INSTRUCTIONS TO FOLLOW: Count the lines in the entries below that include the word "data". Give nothing but the number.
Start of EXERCISE INPUT
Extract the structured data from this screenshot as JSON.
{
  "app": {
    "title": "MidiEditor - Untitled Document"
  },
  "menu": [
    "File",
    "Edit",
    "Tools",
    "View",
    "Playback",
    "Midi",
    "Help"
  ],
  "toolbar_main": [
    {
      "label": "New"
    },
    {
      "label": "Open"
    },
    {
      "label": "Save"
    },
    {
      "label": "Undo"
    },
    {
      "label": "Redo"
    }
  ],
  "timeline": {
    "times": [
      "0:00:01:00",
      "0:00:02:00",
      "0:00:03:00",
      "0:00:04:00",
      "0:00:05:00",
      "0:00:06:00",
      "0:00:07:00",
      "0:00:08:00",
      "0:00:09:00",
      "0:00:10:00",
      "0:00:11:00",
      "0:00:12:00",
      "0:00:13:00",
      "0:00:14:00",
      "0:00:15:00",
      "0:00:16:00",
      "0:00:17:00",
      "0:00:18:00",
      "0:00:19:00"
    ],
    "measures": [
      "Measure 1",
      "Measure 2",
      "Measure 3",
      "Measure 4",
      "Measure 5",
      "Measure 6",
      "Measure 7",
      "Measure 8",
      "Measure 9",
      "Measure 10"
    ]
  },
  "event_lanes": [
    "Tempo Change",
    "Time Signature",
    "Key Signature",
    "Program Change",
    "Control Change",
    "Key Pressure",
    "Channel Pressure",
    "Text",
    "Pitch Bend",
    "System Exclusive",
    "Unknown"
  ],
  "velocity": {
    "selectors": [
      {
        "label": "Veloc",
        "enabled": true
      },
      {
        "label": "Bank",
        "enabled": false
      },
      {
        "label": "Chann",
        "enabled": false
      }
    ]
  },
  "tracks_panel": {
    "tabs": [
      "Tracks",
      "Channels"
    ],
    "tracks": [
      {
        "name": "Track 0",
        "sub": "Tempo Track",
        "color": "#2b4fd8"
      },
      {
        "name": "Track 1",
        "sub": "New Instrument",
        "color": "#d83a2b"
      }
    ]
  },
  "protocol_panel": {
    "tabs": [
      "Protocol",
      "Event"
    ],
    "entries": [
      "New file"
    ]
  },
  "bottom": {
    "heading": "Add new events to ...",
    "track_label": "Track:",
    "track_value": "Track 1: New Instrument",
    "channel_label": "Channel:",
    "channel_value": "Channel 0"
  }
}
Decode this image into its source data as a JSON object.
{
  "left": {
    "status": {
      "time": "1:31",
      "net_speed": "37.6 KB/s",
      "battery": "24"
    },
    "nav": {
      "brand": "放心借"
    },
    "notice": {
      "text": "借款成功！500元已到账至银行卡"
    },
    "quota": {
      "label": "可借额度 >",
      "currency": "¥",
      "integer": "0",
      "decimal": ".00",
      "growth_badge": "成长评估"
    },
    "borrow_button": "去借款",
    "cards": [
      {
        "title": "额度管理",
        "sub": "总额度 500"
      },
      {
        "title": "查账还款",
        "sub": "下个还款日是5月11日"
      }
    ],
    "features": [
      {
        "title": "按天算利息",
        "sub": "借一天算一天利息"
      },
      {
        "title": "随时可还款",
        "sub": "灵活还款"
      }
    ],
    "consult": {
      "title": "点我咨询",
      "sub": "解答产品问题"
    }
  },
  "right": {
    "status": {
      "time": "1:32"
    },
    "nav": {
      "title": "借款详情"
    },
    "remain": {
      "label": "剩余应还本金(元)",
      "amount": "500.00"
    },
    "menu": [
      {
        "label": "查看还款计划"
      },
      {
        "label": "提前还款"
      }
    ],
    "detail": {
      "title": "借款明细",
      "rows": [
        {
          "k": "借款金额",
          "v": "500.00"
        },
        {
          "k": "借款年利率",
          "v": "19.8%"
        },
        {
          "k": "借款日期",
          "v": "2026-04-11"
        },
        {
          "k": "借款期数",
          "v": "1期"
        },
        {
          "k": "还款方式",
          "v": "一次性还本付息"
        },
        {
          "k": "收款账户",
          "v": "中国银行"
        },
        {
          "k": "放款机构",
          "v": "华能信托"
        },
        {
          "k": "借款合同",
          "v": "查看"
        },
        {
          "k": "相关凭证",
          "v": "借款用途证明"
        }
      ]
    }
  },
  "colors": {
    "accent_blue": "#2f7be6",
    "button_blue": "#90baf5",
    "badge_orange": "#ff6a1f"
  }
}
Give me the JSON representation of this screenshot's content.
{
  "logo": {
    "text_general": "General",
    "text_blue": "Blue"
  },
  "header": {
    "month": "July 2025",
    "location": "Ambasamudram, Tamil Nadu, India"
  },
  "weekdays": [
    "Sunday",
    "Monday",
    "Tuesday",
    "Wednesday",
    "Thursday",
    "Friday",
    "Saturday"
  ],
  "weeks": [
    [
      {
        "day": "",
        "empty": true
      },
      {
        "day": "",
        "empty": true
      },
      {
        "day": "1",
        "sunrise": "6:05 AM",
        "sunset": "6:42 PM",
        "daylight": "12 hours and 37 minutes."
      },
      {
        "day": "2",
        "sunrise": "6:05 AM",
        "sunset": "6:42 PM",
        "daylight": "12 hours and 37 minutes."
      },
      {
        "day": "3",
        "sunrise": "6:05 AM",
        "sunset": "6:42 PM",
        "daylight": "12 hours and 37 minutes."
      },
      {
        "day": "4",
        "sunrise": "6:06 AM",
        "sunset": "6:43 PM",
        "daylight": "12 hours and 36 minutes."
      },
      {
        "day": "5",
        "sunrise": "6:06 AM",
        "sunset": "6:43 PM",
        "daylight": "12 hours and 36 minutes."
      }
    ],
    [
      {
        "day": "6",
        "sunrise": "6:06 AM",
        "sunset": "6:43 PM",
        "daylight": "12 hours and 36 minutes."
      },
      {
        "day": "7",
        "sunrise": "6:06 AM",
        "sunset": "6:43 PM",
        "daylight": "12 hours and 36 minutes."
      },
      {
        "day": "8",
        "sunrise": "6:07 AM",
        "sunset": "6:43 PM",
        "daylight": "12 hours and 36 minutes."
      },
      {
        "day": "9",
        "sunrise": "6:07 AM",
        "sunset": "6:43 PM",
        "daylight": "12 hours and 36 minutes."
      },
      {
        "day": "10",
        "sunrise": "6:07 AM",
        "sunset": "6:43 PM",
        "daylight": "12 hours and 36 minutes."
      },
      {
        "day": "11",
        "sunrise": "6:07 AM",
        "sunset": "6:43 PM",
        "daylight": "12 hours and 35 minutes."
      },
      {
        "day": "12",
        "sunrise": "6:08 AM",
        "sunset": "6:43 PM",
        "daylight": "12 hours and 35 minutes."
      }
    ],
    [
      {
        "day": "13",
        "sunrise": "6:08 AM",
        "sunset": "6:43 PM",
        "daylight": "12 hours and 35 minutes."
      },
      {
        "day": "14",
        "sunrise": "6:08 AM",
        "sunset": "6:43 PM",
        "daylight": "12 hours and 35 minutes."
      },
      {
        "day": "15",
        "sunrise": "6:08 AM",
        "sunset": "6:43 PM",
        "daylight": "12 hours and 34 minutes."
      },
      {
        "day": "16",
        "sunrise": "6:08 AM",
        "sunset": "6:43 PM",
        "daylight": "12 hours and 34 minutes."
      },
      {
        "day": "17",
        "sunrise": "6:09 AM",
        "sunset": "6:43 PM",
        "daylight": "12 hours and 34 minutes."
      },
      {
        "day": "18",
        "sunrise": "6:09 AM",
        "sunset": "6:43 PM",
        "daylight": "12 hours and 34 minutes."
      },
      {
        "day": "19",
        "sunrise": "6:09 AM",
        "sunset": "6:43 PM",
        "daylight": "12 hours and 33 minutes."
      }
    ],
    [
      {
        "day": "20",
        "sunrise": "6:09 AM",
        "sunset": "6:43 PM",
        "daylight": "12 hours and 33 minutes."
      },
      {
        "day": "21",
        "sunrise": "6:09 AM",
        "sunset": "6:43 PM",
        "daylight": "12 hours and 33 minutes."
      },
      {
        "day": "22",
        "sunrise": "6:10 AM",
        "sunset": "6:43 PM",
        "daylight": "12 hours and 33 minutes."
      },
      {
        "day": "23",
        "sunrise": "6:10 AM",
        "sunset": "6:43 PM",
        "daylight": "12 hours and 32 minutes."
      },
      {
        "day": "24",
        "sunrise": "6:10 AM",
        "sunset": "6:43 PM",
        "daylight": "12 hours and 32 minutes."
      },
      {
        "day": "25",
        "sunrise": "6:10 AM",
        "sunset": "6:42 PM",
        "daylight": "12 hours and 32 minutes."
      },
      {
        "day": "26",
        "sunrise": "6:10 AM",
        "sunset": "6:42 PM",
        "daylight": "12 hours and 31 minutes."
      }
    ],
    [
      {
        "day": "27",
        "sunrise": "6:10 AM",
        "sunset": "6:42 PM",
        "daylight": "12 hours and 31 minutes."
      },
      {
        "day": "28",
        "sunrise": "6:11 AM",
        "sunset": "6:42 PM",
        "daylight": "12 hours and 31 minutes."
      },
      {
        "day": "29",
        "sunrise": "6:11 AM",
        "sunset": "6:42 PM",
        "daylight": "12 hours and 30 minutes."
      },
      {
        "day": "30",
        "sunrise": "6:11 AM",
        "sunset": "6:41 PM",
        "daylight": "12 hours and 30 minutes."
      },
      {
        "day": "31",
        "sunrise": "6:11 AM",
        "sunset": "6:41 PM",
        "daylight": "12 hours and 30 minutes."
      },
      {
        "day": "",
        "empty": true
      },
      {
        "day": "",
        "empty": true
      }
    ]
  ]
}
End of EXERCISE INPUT
SOLUTION FOR THIS TASK: 2